Lawmakers Won’t Be Selling Your Electric Bill To The Highest Bidder
A proposal to sell the electricity bills of about 800,000 Connecticut residents to bring in $80 million for the state budget is dead.
The proposal, which was opposed by about 55 rank-and-file Democratic lawmakers in the House, was pulled from the $43.8 billion, two-year state budget being negotiated behind closed doors. Lawmakers cheered its defeat from inside the Democratic caucus room around midnight.
Rep. Claire Janowski, D-Vernon, the main sponsor of an amendment to eliminate it, said she’s happy that leadership and Gov. Dannel P. Malloy’s administration were able to reach a solution that will benefit consumers.
Janowski and Rep. Roberta Willis, D-Lakeville, had been working behind-the-scenes to defeat the proposal for days as the Malloy administration and lobbyists for competitive suppliers sought to add consumer protections to win over lawmakers.
Willis kissed Mark Ojakian, Malloy’s chief of staff, after delivering him the news.
Ojakian was a good sport about the defeat. He said that even though he thought it made a lot a sense and was good public policy, it was clear a lot of people did not share that view.

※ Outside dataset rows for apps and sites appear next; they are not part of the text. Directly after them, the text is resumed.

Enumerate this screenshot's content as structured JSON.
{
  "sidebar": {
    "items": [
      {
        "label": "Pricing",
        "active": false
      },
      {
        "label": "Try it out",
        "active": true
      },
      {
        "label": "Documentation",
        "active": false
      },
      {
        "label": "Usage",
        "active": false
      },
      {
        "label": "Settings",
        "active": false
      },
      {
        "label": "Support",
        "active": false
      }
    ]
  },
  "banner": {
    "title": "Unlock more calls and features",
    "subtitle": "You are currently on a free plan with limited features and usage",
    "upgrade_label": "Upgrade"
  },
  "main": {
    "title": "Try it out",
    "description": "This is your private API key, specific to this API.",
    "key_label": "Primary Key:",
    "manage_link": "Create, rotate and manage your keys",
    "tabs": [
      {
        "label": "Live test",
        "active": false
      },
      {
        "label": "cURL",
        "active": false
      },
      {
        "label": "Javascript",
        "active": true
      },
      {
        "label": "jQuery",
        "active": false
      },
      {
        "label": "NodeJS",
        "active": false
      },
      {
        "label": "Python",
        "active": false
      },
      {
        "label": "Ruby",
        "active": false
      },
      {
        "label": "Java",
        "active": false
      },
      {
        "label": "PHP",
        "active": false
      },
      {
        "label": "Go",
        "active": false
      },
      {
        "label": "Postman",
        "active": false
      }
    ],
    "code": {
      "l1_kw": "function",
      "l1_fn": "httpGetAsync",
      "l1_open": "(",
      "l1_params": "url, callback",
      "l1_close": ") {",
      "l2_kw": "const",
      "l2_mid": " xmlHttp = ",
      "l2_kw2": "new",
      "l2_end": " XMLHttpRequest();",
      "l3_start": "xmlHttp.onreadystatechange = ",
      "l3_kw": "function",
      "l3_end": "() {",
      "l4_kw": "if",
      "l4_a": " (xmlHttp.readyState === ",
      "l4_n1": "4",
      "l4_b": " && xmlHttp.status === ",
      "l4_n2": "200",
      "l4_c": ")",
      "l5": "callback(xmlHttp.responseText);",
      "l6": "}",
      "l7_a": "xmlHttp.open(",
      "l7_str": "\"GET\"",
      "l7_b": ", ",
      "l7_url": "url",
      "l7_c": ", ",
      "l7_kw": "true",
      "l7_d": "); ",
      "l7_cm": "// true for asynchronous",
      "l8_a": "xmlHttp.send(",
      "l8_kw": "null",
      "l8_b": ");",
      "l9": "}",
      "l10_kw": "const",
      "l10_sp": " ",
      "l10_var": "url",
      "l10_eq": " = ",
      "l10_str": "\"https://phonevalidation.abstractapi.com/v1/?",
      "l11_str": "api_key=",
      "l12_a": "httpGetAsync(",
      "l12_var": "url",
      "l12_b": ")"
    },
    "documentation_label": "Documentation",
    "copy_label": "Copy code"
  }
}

With an $80 million hole left in the state budget from the removal of the proposal, Ojakian said they are looking at a variety of other options. He declined to specify exactly how the money would be made up, but said it won’t be made up with any additional taxes.
Rep. Patricia Widlitz, co-chairwoman of the Finance Committee, also declined to offer any specifics. “I was told not to talk about it,” she said.
Sen. John Fonfara, co-chairman of the Finance Committee, said they’ve been looking at about eight options as they felt support for the electricity auction slipping away. He said there was a moment Friday where they felt the auction might be resuscitated, but it was fleeting.
The Senate Democratic caucus seemed to be on board with the new proposals as long as the consumer protections were included, but about 55 Democratic lawmakers were not on board. The Republican minority was ready to join them to defeat the proposal.
Rep. Diana Urban, D-North Stonington, was one of the lawmakers to sign onto Janowski’s amendment. Urban also encouraged other lawmakers to oppose the auction.
She said she can already see the campaign slogans against any state representative who votes in favor of the auction: “Rep. So-and-So Sold Your Electricity Bill To The Energy Company.”
AARP Advocacy Director John Erlingheuser said the policy allowing the auction is so “gray” that lawmakers are trying to build a 40-foot wall around it with all these consumer protections and people have to start asking why.
He said there’s nothing in the drafts of the bill he’s seen to prevent one competitive supplier from winning all the bids. He said there’s also no money in the bill to help hire more workers in the Public Utility Regulatory Authority complaint department to field all the calls from confused consumers.
He said there’s not enough consumer protections in the world to cause him to support the auction.